Hiring a young person with no experience is both an opportunity and a risk for any company. To promote training and help young people enter the job market, the internship agreement and work-study contract are the most suitable solutions, offering your company a host of facilities.
However, these are two completely different statuses that you need to fully understand before hiring, to avoid unpleasant surprises.
Contract and status
Here’s the fundamental difference between a work-study student and a trainee:
- The intern is a student, bound to your company by an internship agreement.
- The work-study student is an employee of your company, bound by an employment contract.
In addition, there are two types of work-study contracts:
- Apprenticeship contracts available to all companies
- The professionalisation contract, for companies subject to training funding obligations
Remuneration of interns and work-study students, and cost to the company
This is one of the most important points, and the one with the highest number of irregularities.
Cost of a trainee
Trainee remuneration is only compulsory for agreements lasting more than 2 months, and must be at least 15% of the hourly ceiling set by the French social security system (currently €3.9).
The minimum gratuity is tax-exempt, but social security contributions apply to higher salaries.
For the duration of the internship, the company must offer the same benefits and rights as other employees: transport costs, canteen, etc.
To find out all you need to know about trainee remuneration, visit our regularly updated public service website.
Cost of a work-study student
Remuneration varies according to age, length of training and current year. This can range from a minimum of 27% of the SMIC for an apprentice under 18 in his first year, to 78% of the SMIC for a 25-year-old apprentice in the third year of his contract. Students over the age of 26 are entitled to a salary equal to the minimum wage.
Note: if the agreed minimum wage is higher than the SMIC, it must be used as the basis for calculation.
Because of their employee status, apprentices are entitled to the same benefits as other employees: luncheon vouchers, reimbursement of expenses, etc.
In addition, depending on the type of contract, the company must cover all or part of the apprentice’s training costs, as well as any costs associated with training the apprenticeship supervisor.
To promote the integration of young people into the workforce through work-study schemes, the government is proposing a reduction in employers’ contributions, as well as grants of up to 8,000 euros in 2021 for the hiring of a work-study student.
Under no circumstances may internships exceed 6 months, spread over the same academic year and within the same organization. On the other hand, work-study contracts are much more flexible, ranging from 6 months to a maximum of 3 years.
Conditions and beneficiaries
In the wake of past abuses, the legislative framework has been strengthened for both trainees and apprentices.
Hiring a trainee
The internship must be part of an educational program, which means that the intern must be enrolled in a school or university.

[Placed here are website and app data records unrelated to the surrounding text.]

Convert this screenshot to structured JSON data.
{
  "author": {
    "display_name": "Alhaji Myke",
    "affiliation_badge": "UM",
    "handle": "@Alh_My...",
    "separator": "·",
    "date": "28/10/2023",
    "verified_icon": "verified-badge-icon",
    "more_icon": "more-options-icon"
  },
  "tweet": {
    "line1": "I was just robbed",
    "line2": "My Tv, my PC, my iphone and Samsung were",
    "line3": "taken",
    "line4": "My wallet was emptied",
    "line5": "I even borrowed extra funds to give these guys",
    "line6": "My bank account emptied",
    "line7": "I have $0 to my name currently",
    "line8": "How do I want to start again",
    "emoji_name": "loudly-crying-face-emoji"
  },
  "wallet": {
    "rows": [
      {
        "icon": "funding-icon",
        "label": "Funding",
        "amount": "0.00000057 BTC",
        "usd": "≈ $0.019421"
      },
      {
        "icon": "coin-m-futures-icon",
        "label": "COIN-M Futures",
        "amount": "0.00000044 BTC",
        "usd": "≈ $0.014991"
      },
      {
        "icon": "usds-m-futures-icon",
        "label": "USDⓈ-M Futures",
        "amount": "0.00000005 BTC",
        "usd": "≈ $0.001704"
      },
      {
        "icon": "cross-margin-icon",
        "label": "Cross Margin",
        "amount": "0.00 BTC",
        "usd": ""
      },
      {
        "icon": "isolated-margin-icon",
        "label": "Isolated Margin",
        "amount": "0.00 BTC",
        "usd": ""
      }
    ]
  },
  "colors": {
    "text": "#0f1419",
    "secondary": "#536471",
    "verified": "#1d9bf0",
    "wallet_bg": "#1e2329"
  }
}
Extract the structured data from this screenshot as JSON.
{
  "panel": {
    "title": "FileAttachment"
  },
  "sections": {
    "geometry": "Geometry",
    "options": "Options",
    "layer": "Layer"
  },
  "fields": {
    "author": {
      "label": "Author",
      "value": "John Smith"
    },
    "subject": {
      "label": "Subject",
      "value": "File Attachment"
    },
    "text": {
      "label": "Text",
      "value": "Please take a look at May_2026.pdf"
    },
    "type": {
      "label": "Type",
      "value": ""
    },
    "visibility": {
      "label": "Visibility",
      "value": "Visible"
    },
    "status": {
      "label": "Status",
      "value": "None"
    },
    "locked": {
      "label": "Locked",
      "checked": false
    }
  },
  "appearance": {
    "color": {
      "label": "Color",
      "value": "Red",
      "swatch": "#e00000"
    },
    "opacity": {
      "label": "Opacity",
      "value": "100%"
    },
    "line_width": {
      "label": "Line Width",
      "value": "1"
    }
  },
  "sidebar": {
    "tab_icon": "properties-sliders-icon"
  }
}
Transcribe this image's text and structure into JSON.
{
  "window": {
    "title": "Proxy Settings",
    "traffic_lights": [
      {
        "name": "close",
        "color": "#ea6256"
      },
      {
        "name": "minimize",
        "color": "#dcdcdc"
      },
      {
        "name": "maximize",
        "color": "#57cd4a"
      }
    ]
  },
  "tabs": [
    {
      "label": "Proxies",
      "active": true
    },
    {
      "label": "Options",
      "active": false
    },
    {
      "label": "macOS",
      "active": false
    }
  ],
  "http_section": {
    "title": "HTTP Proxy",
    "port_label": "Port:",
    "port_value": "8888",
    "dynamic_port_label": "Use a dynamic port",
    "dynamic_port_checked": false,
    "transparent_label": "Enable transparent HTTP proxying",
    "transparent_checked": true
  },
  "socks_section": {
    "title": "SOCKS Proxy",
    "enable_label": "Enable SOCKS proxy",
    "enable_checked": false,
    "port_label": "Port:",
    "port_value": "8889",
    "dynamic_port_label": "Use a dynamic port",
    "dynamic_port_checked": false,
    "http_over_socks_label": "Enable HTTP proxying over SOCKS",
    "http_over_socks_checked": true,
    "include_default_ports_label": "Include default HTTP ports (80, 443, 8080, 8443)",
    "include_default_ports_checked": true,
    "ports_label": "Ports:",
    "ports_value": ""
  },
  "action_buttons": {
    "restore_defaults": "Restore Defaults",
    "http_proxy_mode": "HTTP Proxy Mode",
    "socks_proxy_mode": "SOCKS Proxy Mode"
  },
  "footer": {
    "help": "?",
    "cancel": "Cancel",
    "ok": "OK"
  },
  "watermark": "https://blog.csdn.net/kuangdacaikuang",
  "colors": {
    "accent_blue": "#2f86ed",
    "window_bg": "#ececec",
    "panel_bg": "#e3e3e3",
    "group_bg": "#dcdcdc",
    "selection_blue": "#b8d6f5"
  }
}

The number of trainees is limited to 3 for companies with fewer than 20 employees, and to 15% of the workforce for companies with more than 20 employees. What’s more, if a number of trainees work in the same position, there must be a waiting period of more than a third of the previous period, i.e. 2 months after a 6-month traineeship.
In addition, even though they are not salaried employees, trainees are entitled to time off if their internship agreement is for more than 2 months.
Hiring a work-study student
The work-study scheme is reserved for young people aged 16 to 29, with the possibility of obtaining exemptions for minors over 15 who have completed secondary school, as well as for disabled workers and top-level sportsmen and women over 30.
The apprentice must be accompanied by an apprentice master, who is an employee of the company and has the professional and moral skills to carry out his or her mission.
Except for specific exceptions, the maximum number of apprentices in a company is limited to two per apprentice master.
Should I hire a work-study student or an intern?
It all depends on your company’s needs, but also on your possibilities.
Trainees have the advantage of being much cheaper for employers, but are often less prepared for the professional world than apprentices. Above all, they can only stay with your company for a maximum of 6 months, which limits the possibilities for building the future, unless the internship agreement leads to a new job.
On the contrary, a work-study contract is a long-term commitment, giving you the opportunity to train a young person in your profession and in the specific features of your company. Apprentices cost more, but are often more productive, thanks in particular to their salaried status, which gives them obligations to achieve results. What’s more, the numerous government subsidies available make apprenticeships an ideal solution for hiring young people.
A final word
It’s important not to lose sight of the fact that the intern or trainee is joining your company for training purposes, which is the main aim of an internship agreement or work-study contract.
It’s not a question of cheap labor, but rather a gamble on the future, allowing you and your company to integrate young people under the best possible conditions.